== Segment start ==

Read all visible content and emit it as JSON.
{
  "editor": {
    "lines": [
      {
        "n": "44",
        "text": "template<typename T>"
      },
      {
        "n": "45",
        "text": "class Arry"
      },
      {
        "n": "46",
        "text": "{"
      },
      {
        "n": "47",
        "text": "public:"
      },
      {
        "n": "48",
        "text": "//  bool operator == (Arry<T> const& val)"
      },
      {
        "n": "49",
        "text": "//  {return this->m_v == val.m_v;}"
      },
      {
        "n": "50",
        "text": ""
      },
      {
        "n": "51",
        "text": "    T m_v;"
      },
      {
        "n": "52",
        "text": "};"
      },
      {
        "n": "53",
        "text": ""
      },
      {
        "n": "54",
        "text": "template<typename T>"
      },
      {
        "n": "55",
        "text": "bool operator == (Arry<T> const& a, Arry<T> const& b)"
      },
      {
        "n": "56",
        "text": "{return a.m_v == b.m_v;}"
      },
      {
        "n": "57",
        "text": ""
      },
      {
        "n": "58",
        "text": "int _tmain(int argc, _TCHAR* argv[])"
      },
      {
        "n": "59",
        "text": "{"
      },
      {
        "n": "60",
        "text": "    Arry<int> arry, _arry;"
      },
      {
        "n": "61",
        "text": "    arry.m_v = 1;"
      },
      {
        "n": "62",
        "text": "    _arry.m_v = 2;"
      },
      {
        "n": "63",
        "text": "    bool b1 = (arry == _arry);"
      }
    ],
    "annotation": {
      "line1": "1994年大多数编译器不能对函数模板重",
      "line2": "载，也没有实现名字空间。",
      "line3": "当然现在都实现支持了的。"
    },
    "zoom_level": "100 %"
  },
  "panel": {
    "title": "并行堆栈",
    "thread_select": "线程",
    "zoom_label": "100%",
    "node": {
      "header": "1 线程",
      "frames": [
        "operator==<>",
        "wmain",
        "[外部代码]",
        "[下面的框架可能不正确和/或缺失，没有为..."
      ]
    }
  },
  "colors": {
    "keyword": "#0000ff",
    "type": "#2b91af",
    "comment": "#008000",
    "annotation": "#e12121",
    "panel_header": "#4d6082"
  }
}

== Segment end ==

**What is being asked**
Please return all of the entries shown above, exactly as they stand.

**Exercise answer**
Read all visible content and emit it as JSON.
{
  "editor": {
    "lines": [
      {
        "n": "44",
        "text": "template<typename T>"
      },
      {
        "n": "45",
        "text": "class Arry"
      },
      {
        "n": "46",
        "text": "{"
      },
      {
        "n": "47",
        "text": "public:"
      },
      {
        "n": "48",
        "text": "//  bool operator == (Arry<T> const& val)"
      },
      {
        "n": "49",
        "text": "//  {return this->m_v == val.m_v;}"
      },
      {
        "n": "50",
        "text": ""
      },
      {
        "n": "51",
        "text": "    T m_v;"
      },
      {
        "n": "52",
        "text": "};"
      },
      {
        "n": "53",
        "text": ""
      },
      {
        "n": "54",
        "text": "template<typename T>"
      },
      {
        "n": "55",
        "text": "bool operator == (Arry<T> const& a, Arry<T> const& b)"
      },
      {
        "n": "56",
        "text": "{return a.m_v == b.m_v;}"
      },
      {
        "n": "57",
        "text": ""
      },
      {
        "n": "58",
        "text": "int _tmain(int argc, _TCHAR* argv[])"
      },
      {
        "n": "59",
        "text": "{"
      },
      {
        "n": "60",
        "text": "    Arry<int> arry, _arry;"
      },
      {
        "n": "61",
        "text": "    arry.m_v = 1;"
      },
      {
        "n": "62",
        "text": "    _arry.m_v = 2;"
      },
      {
        "n": "63",
        "text": "    bool b1 = (arry == _arry);"
      }
    ],
    "annotation": {
      "line1": "1994年大多数编译器不能对函数模板重",
      "line2": "载，也没有实现名字空间。",
      "line3": "当然现在都实现支持了的。"
    },
    "zoom_level": "100 %"
  },
  "panel": {
    "title": "并行堆栈",
    "thread_select": "线程",
    "zoom_label": "100%",
    "node": {
      "header": "1 线程",
      "frames": [
        "operator==<>",
        "wmain",
        "[外部代码]",
        "[下面的框架可能不正确和/或缺失，没有为..."
      ]
    }
  },
  "colors": {
    "keyword": "#0000ff",
    "type": "#2b91af",
    "comment": "#008000",
    "annotation": "#e12121",
    "panel_header": "#4d6082"
  }
}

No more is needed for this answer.